At this point Lapham finds occasion to enter the conversation and tells his war story. He speaks of Jim Millon's bravery in action when he saved Lapham by taking a bullet meant for him. Millon wanted to live for his wife Molly and his daughter Zerrilla, Lapham points out, but, like a real hero, he took an active part in the battle.
Silas has drunk too much wine, but he feels that now he has successfully talked and continues to tell Bromfield Corey about his paint. He continues drinking and expounding on different subjects until he has the talk altogether to himself; no one else talks, and he talks unceasingly.

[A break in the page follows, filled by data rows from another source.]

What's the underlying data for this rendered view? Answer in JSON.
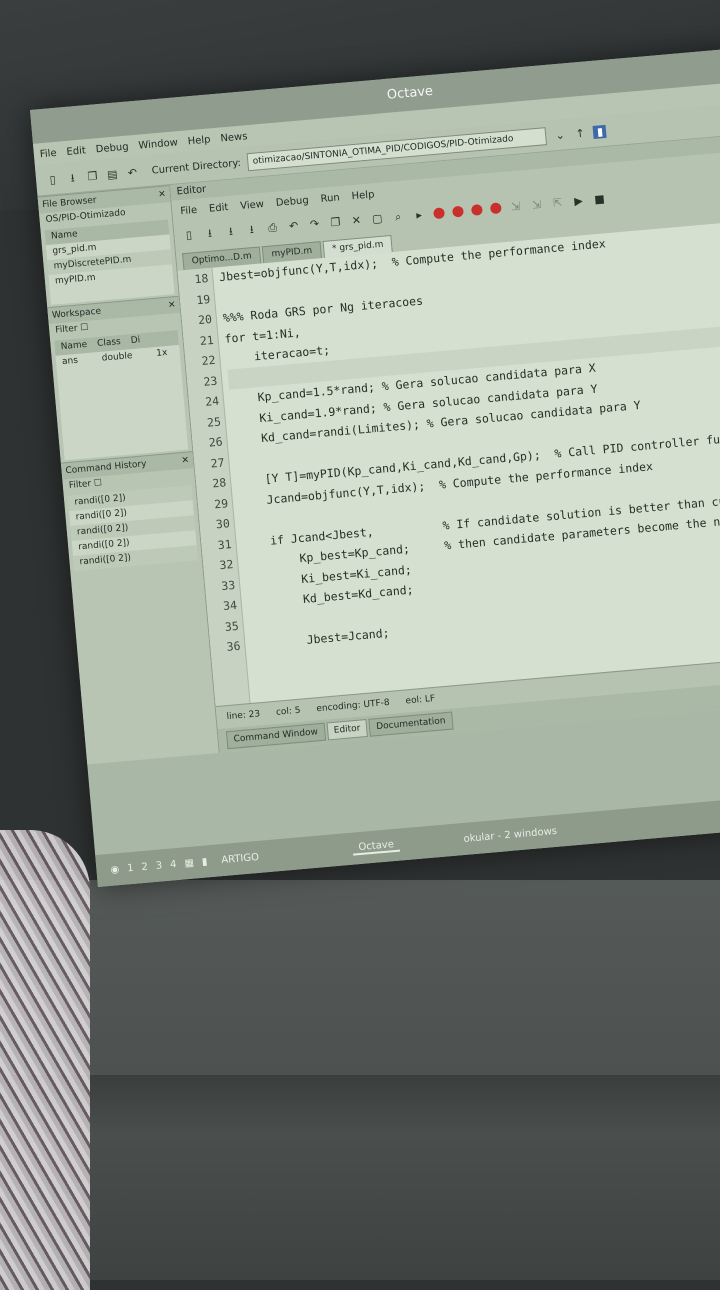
{
  "window": {
    "title": "Octave"
  },
  "menu": [
    "File",
    "Edit",
    "Debug",
    "Window",
    "Help",
    "News"
  ],
  "toolbar": {
    "current_directory_label": "Current Directory:",
    "current_directory_value": "otimizacao/SINTONIA_OTIMA_PID/CODIGOS/PID-Otimizado"
  },
  "file_browser": {
    "title": "File Browser",
    "path": "OS/PID-Otimizado",
    "column": "Name",
    "items": [
      "grs_pid.m",
      "myDiscretePID.m",
      "myPID.m"
    ]
  },
  "workspace": {
    "title": "Workspace",
    "filter_label": "Filter",
    "columns": [
      "Name",
      "Class",
      "Di"
    ],
    "rows": [
      {
        "name": "ans",
        "class": "double",
        "dim": "1x"
      }
    ]
  },
  "command_history": {
    "title": "Command History",
    "filter_label": "Filter",
    "items": [
      "randi([0 2])",
      "randi([0 2])",
      "randi([0 2])",
      "randi([0 2])",
      "randi([0 2])"
    ]
  },
  "editor": {
    "title": "Editor",
    "menu": [
      "File",
      "Edit",
      "View",
      "Debug",
      "Run",
      "Help"
    ],
    "tabs": [
      {
        "label": "Optimo...D.m",
        "active": false
      },
      {
        "label": "myPID.m",
        "active": false
      },
      {
        "label": "* grs_pid.m",
        "active": true
      }
    ],
    "top_partial_line": "Jbest=objfunc(Y,T,idx);  % Compute the performance index",
    "line_numbers": [
      "18",
      "19",
      "20",
      "21",
      "22",
      "23",
      "24",
      "25",
      "26",
      "27",
      "28",
      "29",
      "30",
      "31",
      "32",
      "33",
      "34",
      "35",
      "36"
    ],
    "lines": [
      "Jbest=objfunc(Y,T,idx);  % Compute the performance index",
      "",
      "%%% Roda GRS por Ng iteracoes",
      "for t=1:Ni,",
      "    iteracao=t;",
      "",
      "    Kp_cand=1.5*rand; % Gera solucao candidata para X",
      "    Ki_cand=1.9*rand; % Gera solucao candidata para Y",
      "    Kd_cand=randi(Limites); % Gera solucao candidata para Y",
      "",
      "    [Y T]=myPID(Kp_cand,Ki_cand,Kd_cand,Gp);  % Call PID controller functi",
      "    Jcand=objfunc(Y,T,idx);  % Compute the performance index",
      "",
      "    if Jcand<Jbest,          % If candidate solution is better than current",
      "        Kp_best=Kp_cand;     % then candidate parameters become the new best",
      "        Ki_best=Ki_cand;",
      "        Kd_best=Kd_cand;",
      "",
      "        Jbest=Jcand;"
    ],
    "status": {
      "line": "line: 23",
      "col": "col: 5",
      "encoding": "encoding: UTF-8",
      "eol": "eol: LF"
    }
  },
  "bottom_tabs": [
    "Command Window",
    "Editor",
    "Documentation"
  ],
  "taskbar": {
    "workspaces": [
      "1",
      "2",
      "3",
      "4"
    ],
    "items": [
      "ARTIGO",
      "Octave",
      "okular - 2 windows"
    ]
  },
  "colors": {
    "screen_bg": "#a9b7a6",
    "code_bg": "#d6e0d1",
    "titlebar": "#8f9c8e"
  }
}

This chapter telling of the dinner party comes at the middle of the book, and like the first and last chapters, it is an important and extensive one. It ties many threads of the story together and spins them out again; for instance, Silas' final social failure is a culmination of a quest, and it determines the falling action to follow as he retreats to the backwoods of his origins.
It predicts the situation in which Irene, Tom, and Penelope will soon be in by discussing the novel, Tears, Idle Tears; it is later revealed that the novel tells a story somewhat parallel to theirs. The discussion of the disproportion of this story is ironical, for it is happening before them and is caused by their own romantic notions.
Besides bringing the two families together and giving emphasis to what is to follow, Chapter XIV conveys many of Howells' ideas on art, society, and the romantic novel.
On art Howells says through the voices of Minister Sewell and Bromfield Corey, that most artists, like the novelists, are imitators. The best novelist, he says, will paint life as it really is and show human feelings in their true proportions. Howells, in writing a realistic novel that paints people as they really are, must show them as romantic characters, because many of the people of his time lived in an illusionary, romantic world. It is a world where they need the romantic flare of war to ignite them into good citizenship. Perhaps someday the novelist will show the nation that the man fulfilling his duties of a good citizen is just as exciting and rewarding as the soldier doing his duty by fighting with romantic valor in a war.